The public images these fans have built up are also nationalistic. Idols are seen as role models, who make a positive contribution to society, even in difficult times. In idol fans’ social media expressions of national pride and adherence to state rules during the pandemic, they posited their idols as loyal to the nation, the people and the party-state.

As one fan told us:

We want to make our idol appear as a first class performer. To achieve the goal, we need proof that our idol is invited and participates in performances/shows by the official media or the state. (Without state recognition) No matter how well an idol’s album sells, people would consider the idol no more than an online influencer.

Idol fans often interpret “nationalism” as loyalty to national identity and adherence to state policies and rules. Many of them deliberately demonstrate this understanding in their social media fanposts.
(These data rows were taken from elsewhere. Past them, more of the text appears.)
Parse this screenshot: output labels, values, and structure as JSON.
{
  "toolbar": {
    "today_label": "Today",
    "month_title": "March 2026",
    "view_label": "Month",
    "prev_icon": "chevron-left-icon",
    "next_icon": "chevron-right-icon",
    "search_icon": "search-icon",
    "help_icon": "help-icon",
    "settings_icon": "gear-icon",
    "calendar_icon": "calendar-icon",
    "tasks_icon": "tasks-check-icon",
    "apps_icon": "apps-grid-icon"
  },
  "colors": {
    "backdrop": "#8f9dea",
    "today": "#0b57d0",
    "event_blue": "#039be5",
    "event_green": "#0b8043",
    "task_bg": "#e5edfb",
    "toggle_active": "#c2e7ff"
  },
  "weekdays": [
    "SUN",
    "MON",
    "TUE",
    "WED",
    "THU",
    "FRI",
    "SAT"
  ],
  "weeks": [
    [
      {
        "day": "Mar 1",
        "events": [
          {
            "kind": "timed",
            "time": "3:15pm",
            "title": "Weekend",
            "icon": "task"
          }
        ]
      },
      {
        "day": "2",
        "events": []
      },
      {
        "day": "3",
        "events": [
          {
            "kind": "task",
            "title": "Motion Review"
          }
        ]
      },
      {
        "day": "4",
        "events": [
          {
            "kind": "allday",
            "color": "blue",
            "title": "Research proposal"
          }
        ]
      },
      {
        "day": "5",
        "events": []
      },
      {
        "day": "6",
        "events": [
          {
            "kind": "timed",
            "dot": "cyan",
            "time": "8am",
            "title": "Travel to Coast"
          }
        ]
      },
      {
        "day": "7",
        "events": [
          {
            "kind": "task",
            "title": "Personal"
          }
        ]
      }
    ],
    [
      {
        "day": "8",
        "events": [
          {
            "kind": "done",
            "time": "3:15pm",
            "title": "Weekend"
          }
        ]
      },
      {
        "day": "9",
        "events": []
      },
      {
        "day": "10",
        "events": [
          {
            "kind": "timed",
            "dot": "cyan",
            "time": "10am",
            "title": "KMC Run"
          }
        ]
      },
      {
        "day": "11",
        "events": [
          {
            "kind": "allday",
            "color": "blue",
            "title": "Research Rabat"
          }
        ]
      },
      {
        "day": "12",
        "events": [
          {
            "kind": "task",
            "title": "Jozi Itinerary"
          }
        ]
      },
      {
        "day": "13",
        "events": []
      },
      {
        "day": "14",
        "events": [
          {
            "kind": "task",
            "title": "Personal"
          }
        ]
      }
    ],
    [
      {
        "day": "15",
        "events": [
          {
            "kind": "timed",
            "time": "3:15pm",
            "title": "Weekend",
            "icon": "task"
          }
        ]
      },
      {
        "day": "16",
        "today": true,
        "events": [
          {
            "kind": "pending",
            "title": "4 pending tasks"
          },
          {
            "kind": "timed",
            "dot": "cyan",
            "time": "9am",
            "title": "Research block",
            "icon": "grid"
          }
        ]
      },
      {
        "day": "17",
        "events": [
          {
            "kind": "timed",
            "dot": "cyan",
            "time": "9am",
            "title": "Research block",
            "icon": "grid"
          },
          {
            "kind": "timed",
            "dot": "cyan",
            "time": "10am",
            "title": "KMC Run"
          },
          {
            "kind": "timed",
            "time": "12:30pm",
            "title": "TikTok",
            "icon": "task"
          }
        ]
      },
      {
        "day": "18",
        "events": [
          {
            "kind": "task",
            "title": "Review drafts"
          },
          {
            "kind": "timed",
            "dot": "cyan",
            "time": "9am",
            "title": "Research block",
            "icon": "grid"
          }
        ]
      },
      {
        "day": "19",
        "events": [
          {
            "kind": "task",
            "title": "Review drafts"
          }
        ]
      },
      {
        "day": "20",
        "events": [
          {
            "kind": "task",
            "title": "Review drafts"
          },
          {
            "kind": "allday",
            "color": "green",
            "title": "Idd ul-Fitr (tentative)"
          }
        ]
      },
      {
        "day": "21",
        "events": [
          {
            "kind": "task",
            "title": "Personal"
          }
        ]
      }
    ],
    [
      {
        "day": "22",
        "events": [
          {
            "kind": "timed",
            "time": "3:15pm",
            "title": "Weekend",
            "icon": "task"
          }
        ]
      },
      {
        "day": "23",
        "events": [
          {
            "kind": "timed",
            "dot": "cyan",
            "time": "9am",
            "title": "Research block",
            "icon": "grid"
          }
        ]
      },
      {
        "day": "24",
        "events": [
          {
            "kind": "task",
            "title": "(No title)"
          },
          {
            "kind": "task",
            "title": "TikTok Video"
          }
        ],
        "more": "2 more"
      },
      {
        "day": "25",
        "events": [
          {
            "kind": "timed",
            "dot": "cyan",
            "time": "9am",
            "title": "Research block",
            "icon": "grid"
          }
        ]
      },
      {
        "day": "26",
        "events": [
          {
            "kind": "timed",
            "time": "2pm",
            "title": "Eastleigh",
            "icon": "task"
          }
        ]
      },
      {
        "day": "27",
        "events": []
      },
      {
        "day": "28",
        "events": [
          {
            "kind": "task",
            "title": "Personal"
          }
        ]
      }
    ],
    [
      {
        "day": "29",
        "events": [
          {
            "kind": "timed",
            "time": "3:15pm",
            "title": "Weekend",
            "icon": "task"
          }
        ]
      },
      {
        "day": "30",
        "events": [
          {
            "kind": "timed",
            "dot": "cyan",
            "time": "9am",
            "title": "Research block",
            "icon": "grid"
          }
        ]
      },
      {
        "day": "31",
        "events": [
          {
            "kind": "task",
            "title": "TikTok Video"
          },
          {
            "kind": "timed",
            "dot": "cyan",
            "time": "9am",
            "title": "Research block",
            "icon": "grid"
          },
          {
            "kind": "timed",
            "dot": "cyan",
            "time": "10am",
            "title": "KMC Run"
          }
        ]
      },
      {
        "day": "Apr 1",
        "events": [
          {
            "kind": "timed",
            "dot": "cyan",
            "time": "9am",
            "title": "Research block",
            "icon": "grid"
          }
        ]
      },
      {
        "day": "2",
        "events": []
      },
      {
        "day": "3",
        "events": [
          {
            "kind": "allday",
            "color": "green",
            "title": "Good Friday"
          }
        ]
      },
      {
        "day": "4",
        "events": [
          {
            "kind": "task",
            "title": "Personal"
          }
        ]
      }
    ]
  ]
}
For example, fans of idols took an active part in the state-led campaign on China’s National Day of Mourning, expressing their national pride while citing their idols in the messages.

They also deliberately respond to political and social events as a way to promote their idols’ nationalist ideals, as shown in the chart below that tracks fan posts during the Covid pandemic. (Author provided. No reuse).

‘Nationalist’ messages about idols

In addition to commercial strategies such as subway advertising, music streaming and crowdfunding, these fans see participation in events organized by the state and official media as recognition by the state.

Such “official stamps” can provide material benefits as well as political status and reputation for their idols, ultimately increasing their popularity.

Our research has shown that idol fans engage not only with the commercial logic prevalent in Japanese and Korean K-pop/idol culture (more publicity yields more commercial value), but also with the political logic propagated by the state in China (more “official stamps” bring more political value and commercial value in return).

The skillful deployment of nationalistic strategies in their daily lives prepares idol fans so that the mantra of “love of idols” can quickly change to “love of the state.”

John Wang is a lecturer in digital sociology University of Lancaster.

This article has been republished from The conversation under a Creative Commons license. Read the original article.


Like it Loading…

Chinese “idol” superfans are nationalist activists

Asia Region News ,Next Big Thing in Public Knowledg

Share This Article